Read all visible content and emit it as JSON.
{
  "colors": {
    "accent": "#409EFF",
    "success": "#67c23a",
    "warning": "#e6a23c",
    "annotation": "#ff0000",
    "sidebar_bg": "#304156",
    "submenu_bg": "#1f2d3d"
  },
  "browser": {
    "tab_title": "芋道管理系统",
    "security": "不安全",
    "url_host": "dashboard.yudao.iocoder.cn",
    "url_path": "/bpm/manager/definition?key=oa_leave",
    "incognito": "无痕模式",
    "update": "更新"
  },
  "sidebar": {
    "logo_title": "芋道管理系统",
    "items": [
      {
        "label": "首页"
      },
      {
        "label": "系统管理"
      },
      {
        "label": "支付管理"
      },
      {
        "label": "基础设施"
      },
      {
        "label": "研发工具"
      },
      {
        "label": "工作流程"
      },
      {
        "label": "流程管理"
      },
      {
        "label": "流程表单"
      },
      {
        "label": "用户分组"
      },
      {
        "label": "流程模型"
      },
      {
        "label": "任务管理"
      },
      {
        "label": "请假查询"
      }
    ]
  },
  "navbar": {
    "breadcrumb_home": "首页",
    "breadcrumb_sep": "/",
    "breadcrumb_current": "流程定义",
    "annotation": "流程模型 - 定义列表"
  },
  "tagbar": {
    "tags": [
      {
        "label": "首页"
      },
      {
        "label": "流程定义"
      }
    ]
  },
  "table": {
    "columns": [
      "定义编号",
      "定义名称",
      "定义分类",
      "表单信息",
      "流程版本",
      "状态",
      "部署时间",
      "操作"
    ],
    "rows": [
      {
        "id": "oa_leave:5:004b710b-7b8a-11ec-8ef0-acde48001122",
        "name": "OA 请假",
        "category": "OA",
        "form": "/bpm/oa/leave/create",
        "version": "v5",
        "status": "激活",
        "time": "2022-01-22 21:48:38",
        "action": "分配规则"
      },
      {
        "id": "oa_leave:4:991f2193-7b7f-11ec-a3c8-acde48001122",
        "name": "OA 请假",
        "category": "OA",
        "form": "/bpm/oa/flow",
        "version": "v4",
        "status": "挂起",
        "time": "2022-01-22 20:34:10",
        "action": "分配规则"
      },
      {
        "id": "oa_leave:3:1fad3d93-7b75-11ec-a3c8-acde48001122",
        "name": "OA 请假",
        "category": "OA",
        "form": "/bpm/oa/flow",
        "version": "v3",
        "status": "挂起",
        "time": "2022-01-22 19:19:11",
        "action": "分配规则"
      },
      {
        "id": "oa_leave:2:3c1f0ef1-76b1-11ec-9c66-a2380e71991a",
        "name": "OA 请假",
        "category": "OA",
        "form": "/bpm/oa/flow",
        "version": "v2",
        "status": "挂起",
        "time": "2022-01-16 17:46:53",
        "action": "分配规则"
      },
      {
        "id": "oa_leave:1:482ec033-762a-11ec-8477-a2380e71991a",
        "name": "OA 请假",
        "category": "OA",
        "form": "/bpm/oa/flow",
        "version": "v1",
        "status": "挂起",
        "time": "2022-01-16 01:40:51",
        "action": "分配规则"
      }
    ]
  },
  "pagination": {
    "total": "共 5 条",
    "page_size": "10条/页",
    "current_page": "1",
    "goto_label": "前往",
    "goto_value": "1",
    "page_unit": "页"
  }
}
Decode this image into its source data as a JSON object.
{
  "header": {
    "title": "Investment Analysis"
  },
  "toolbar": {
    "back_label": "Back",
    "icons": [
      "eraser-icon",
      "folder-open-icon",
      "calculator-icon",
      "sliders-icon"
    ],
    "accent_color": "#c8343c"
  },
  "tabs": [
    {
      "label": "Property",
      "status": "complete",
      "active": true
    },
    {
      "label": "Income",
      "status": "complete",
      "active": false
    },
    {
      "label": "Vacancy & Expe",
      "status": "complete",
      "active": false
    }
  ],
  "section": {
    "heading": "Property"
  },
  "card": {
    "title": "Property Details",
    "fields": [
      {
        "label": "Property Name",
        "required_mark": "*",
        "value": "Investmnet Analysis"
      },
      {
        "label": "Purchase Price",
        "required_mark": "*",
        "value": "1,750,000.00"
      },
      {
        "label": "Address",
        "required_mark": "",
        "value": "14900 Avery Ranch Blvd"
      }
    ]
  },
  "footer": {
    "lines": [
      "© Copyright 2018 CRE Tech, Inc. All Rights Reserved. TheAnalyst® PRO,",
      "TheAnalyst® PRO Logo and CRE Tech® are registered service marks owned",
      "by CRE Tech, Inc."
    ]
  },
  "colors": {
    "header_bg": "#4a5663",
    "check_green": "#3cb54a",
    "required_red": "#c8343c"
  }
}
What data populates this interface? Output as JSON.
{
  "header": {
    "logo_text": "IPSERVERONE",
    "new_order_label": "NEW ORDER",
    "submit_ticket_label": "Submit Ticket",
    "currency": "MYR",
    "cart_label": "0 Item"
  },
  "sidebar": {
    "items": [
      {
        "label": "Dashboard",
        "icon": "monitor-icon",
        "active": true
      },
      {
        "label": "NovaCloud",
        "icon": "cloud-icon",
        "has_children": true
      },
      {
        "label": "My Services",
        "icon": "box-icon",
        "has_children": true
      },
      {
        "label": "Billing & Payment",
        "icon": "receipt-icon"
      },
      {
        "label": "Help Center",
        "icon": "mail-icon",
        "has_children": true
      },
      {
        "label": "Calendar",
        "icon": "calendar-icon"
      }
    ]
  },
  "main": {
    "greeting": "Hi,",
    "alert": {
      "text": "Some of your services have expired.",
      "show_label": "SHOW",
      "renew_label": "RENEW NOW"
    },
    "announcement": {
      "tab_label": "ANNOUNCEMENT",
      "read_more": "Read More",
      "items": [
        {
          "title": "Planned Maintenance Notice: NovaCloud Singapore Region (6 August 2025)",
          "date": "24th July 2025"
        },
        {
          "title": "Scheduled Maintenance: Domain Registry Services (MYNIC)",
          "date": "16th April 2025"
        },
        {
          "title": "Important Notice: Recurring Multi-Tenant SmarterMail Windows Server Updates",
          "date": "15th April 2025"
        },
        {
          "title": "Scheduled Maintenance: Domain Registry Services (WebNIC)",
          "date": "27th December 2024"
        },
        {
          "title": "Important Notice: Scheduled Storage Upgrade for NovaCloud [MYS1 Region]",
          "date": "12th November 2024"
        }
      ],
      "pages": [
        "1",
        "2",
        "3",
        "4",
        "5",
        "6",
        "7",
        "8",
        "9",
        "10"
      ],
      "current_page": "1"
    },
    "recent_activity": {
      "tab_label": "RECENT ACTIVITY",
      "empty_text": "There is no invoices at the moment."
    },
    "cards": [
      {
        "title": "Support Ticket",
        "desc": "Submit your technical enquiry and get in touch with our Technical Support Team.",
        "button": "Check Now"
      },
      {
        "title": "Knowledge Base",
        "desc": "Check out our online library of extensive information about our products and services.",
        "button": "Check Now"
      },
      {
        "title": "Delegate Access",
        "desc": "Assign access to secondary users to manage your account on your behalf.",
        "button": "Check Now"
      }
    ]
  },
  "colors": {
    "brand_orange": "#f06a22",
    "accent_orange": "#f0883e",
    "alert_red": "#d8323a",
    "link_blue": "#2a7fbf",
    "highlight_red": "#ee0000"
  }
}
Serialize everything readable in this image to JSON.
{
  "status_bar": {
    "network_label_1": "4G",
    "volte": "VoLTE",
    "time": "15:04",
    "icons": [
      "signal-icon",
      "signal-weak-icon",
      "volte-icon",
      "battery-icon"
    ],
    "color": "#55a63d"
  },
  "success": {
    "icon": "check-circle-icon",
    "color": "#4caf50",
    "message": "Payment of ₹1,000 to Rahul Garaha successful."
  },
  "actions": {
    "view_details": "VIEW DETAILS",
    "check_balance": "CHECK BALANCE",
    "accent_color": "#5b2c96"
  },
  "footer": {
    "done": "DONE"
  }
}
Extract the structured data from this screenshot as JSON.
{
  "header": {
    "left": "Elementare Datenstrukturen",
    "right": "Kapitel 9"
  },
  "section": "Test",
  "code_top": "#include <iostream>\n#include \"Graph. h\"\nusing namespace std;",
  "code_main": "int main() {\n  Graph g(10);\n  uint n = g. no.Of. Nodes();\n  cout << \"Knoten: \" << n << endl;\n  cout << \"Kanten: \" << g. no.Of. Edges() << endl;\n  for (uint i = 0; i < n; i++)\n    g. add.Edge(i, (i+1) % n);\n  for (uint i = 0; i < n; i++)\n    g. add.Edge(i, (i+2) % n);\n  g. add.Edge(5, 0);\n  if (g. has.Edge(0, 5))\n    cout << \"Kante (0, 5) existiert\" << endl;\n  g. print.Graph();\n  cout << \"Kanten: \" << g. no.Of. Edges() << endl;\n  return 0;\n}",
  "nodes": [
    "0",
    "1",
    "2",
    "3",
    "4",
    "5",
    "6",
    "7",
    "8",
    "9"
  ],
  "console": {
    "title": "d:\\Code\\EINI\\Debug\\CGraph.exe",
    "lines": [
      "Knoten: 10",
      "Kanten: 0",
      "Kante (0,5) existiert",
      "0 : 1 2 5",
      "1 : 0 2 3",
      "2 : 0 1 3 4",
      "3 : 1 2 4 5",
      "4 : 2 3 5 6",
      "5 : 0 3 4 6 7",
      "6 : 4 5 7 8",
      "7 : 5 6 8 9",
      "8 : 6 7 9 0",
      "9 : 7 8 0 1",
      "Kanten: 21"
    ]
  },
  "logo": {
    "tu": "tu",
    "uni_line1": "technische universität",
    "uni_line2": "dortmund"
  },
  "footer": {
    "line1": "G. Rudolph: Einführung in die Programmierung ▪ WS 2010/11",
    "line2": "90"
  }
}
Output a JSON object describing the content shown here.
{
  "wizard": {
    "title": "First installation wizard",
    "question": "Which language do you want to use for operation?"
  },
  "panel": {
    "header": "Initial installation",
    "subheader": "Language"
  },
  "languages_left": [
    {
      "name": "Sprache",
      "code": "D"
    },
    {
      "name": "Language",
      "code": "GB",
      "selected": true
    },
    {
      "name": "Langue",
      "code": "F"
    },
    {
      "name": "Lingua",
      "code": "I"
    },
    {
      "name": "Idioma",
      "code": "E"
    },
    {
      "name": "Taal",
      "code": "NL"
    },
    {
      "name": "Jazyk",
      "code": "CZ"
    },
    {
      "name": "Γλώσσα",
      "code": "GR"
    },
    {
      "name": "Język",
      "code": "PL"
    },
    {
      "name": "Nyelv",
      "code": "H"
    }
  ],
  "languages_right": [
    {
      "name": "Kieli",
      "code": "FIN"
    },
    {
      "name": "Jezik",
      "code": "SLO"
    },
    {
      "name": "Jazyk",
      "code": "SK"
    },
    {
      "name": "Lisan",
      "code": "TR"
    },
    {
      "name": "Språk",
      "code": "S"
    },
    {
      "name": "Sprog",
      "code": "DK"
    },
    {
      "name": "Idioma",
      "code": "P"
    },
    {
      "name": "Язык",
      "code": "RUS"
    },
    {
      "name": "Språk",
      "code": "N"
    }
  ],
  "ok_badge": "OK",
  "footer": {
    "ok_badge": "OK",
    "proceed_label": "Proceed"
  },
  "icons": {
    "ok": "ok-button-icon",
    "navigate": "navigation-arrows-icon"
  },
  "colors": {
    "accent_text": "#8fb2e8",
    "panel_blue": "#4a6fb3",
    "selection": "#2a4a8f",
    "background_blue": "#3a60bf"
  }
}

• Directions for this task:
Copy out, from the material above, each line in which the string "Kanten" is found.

• Exercise output:
  "code_main": "int main() {\n  Graph g(10);\n  uint n = g. no.Of. Nodes();\n  cout << \"Knoten: \" << n << endl;\n  cout << \"Kanten: \" << g. no.Of. Edges() << endl;\n  for (uint i = 0; i < n; i++)\n    g. add.Edge(i, (i+1) % n);\n  for (uint i = 0; i < n; i++)\n    g. add.Edge(i, (i+2) % n);\n  g. add.Edge(5, 0);\n  if (g. has.Edge(0, 5))\n    cout << \"Kante (0, 5) existiert\" << endl;\n  g. print.Graph();\n  cout << \"Kanten: \" << g. no.Of. Edges() << endl;\n  return 0;\n}",
      "Kanten: 0",
      "Kanten: 21"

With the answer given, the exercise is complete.